Neither of these previous midterm elections is a perfect match for our moment. The 2006 midterms saw Democratic gains in the House that track closely to the Democratic gains in 2018, in terms of both the number of seats picked up and the new margin of control. But the Democrats’ success in the House was paired with a narrow takeover of the Senate as well. The 2010 midterms, like 2018, involved only a change in control of the House, but by a much larger margin.
That said, if the 2018 results aren’t as significant a wave as those prior elections, it’s nevertheless a wave all the same.
The number of seats that changed hands is ultimately less important than the fact that the chamber changed hands, and with it, control of a number of powerful congressional committees that now stand ready to fulfill their constitutional duties of providing a check on the executive and oversight of government operations in general.
Whether we call it a blue wave or a blue tsunami or something else, the crucial point is that the tide is rising quickly, and the Trump administration will soon be taking on water. As it does, the question of whether this was a blue wave — and whether “the people have spoken,” as Bush put it, and rebuked the sitting president — will certainly matter. That’s why it’s critical that we correctly understand what happened Tuesday.

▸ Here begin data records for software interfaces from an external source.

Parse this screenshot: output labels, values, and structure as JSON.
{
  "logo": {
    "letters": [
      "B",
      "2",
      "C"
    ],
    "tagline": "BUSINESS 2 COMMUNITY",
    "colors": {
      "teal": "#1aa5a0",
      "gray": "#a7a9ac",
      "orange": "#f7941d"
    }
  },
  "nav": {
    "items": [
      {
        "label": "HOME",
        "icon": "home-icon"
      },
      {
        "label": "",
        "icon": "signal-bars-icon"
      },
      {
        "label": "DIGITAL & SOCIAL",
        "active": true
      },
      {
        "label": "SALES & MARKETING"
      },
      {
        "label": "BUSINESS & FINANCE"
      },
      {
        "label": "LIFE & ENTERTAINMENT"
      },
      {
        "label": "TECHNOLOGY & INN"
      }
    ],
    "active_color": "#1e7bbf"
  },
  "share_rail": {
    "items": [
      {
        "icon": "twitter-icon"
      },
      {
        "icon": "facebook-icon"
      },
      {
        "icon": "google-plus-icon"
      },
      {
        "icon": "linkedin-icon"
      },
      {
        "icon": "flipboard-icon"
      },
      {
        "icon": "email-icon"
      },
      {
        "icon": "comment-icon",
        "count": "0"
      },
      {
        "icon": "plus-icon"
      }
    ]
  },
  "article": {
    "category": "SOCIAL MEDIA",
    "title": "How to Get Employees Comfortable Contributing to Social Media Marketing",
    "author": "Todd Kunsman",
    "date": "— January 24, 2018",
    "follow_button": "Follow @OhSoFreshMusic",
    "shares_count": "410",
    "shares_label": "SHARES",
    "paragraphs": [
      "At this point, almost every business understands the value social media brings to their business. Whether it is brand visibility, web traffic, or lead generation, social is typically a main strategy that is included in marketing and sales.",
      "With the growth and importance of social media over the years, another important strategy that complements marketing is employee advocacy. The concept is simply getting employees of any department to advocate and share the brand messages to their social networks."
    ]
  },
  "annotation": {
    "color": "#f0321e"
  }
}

Correction: An earlier version of this post misidentified Sam Wang as a political scientist. He is actually a scientist and the director of the Princeton Election Consortium.
This post has been updated.